# What you will do
The pictures in the data below are to be omitted; all else must be duplicated exactly.
Top of Supplied material
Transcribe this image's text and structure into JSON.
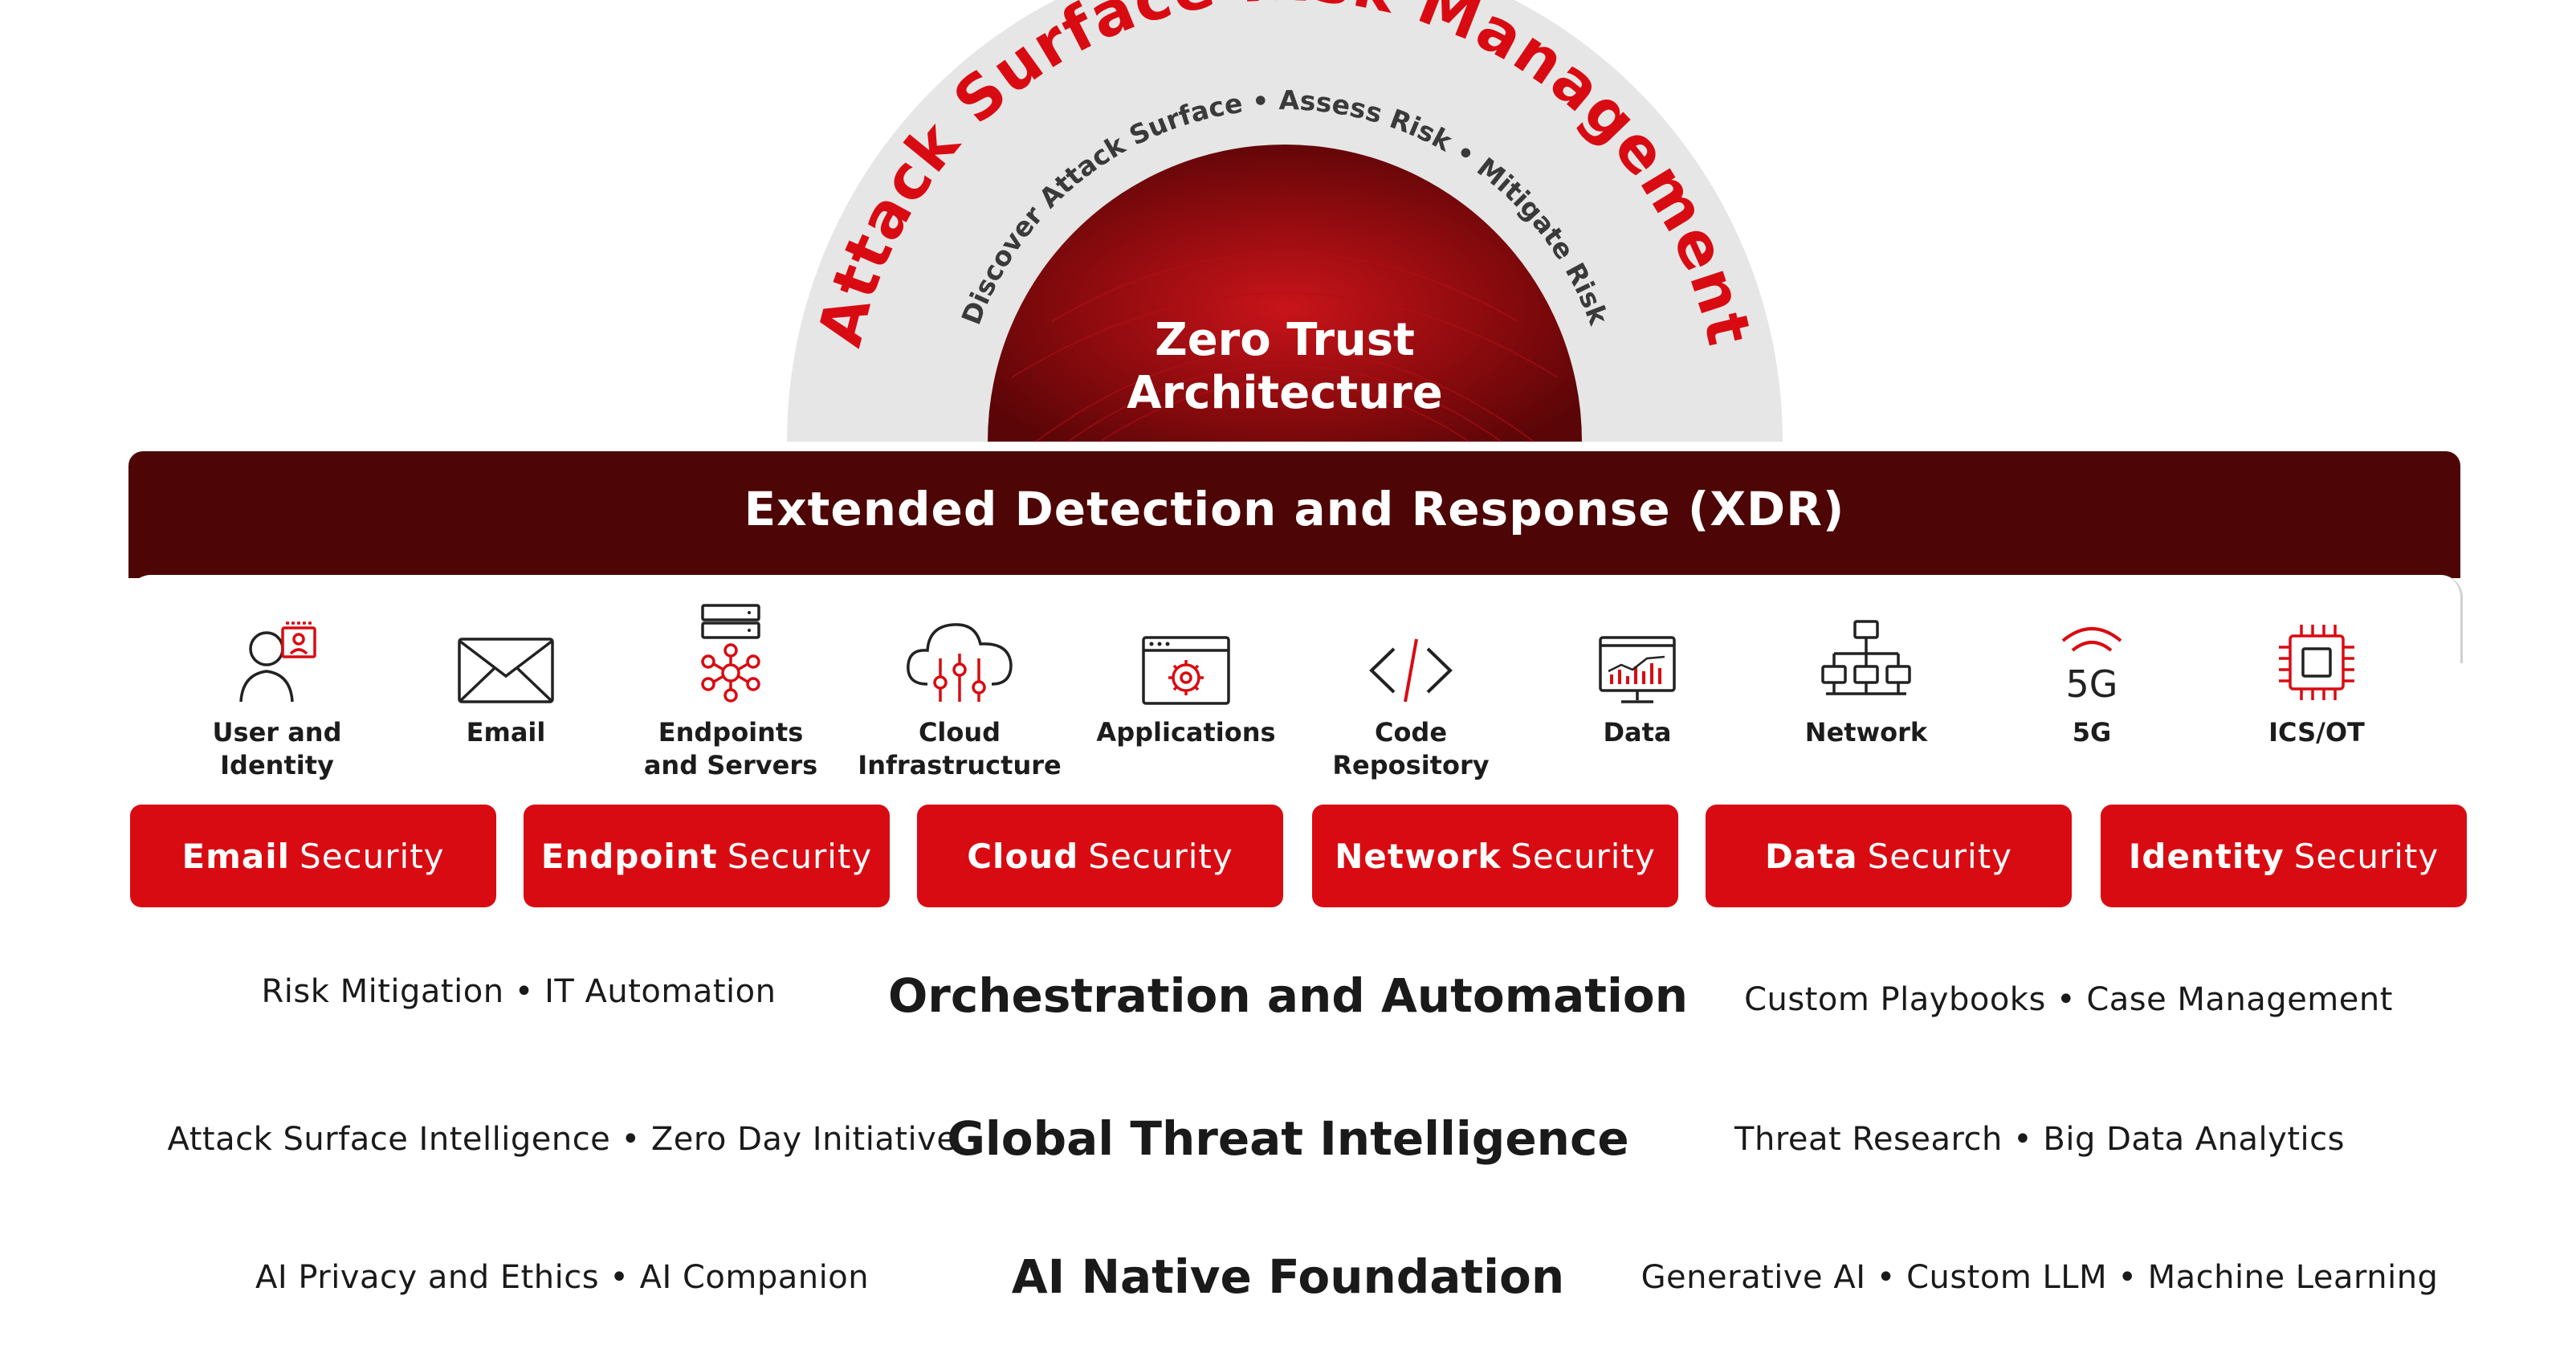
{
  "colors": {
    "red": "#d90b12",
    "dark_red": "#4d0505",
    "grey_arc": "#e6e6e6",
    "text": "#1a1a1a"
  },
  "arc": {
    "title": "Attack Surface Risk Management",
    "steps": [
      "Discover Attack Surface",
      "Assess Risk",
      "Mitigate Risk"
    ]
  },
  "zero_trust": {
    "line1": "Zero Trust",
    "line2": "Architecture"
  },
  "xdr": {
    "title": "Extended Detection and Response (XDR)"
  },
  "assets": [
    {
      "icon": "user-identity-icon",
      "line1": "User and",
      "line2": "Identity"
    },
    {
      "icon": "email-icon",
      "line1": "Email",
      "line2": ""
    },
    {
      "icon": "servers-icon",
      "line1": "Endpoints",
      "line2": "and Servers"
    },
    {
      "icon": "cloud-icon",
      "line1": "Cloud",
      "line2": "Infrastructure"
    },
    {
      "icon": "applications-icon",
      "line1": "Applications",
      "line2": ""
    },
    {
      "icon": "code-icon",
      "line1": "Code",
      "line2": "Repository"
    },
    {
      "icon": "data-icon",
      "line1": "Data",
      "line2": ""
    },
    {
      "icon": "network-icon",
      "line1": "Network",
      "line2": ""
    },
    {
      "icon": "fiveg-icon",
      "line1": "5G",
      "line2": "",
      "icon_text": "5G"
    },
    {
      "icon": "chip-icon",
      "line1": "ICS/OT",
      "line2": ""
    }
  ],
  "security": [
    {
      "bold": "Email",
      "rest": "Security"
    },
    {
      "bold": "Endpoint",
      "rest": "Security"
    },
    {
      "bold": "Cloud",
      "rest": "Security"
    },
    {
      "bold": "Network",
      "rest": "Security"
    },
    {
      "bold": "Data",
      "rest": "Security"
    },
    {
      "bold": "Identity",
      "rest": "Security"
    }
  ],
  "rows": [
    {
      "left": "Risk Mitigation • IT Automation",
      "center": "Orchestration and Automation",
      "right": "Custom Playbooks • Case Management"
    },
    {
      "left": "Attack Surface Intelligence • Zero Day Initiative",
      "center": "Global Threat Intelligence",
      "right": "Threat Research • Big Data Analytics"
    },
    {
      "left": "AI Privacy and Ethics • AI Companion",
      "center": "AI Native Foundation",
      "right": "Generative AI • Custom LLM • Machine Learning"
    }
  ]
}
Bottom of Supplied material
# Response to the task
Transcribe this image's text and structure into JSON.
{
  "colors": {
    "red": "#d90b12",
    "dark_red": "#4d0505",
    "grey_arc": "#e6e6e6",
    "text": "#1a1a1a"
  },
  "arc": {
    "title": "Attack Surface Risk Management",
    "steps": [
      "Discover Attack Surface",
      "Assess Risk",
      "Mitigate Risk"
    ]
  },
  "zero_trust": {
    "line1": "Zero Trust",
    "line2": "Architecture"
  },
  "xdr": {
    "title": "Extended Detection and Response (XDR)"
  },
  "assets": [
    {
      "icon": "user-identity-icon",
      "line1": "User and",
      "line2": "Identity"
    },
    {
      "icon": "email-icon",
      "line1": "Email",
      "line2": ""
    },
    {
      "icon": "servers-icon",
      "line1": "Endpoints",
      "line2": "and Servers"
    },
    {
      "icon": "cloud-icon",
      "line1": "Cloud",
      "line2": "Infrastructure"
    },
    {
      "icon": "applications-icon",
      "line1": "Applications",
      "line2": ""
    },
    {
      "icon": "code-icon",
      "line1": "Code",
      "line2": "Repository"
    },
    {
      "icon": "data-icon",
      "line1": "Data",
      "line2": ""
    },
    {
      "icon": "network-icon",
      "line1": "Network",
      "line2": ""
    },
    {
      "icon": "fiveg-icon",
      "line1": "5G",
      "line2": "",
      "icon_text": "5G"
    },
    {
      "icon": "chip-icon",
      "line1": "ICS/OT",
      "line2": ""
    }
  ],
  "security": [
    {
      "bold": "Email",
      "rest": "Security"
    },
    {
      "bold": "Endpoint",
      "rest": "Security"
    },
    {
      "bold": "Cloud",
      "rest": "Security"
    },
    {
      "bold": "Network",
      "rest": "Security"
    },
    {
      "bold": "Data",
      "rest": "Security"
    },
    {
      "bold": "Identity",
      "rest": "Security"
    }
  ],
  "rows": [
    {
      "left": "Risk Mitigation • IT Automation",
      "center": "Orchestration and Automation",
      "right": "Custom Playbooks • Case Management"
    },
    {
      "left": "Attack Surface Intelligence • Zero Day Initiative",
      "center": "Global Threat Intelligence",
      "right": "Threat Research • Big Data Analytics"
    },
    {
      "left": "AI Privacy and Ethics • AI Companion",
      "center": "AI Native Foundation",
      "right": "Generative AI • Custom LLM • Machine Learning"
    }
  ]
}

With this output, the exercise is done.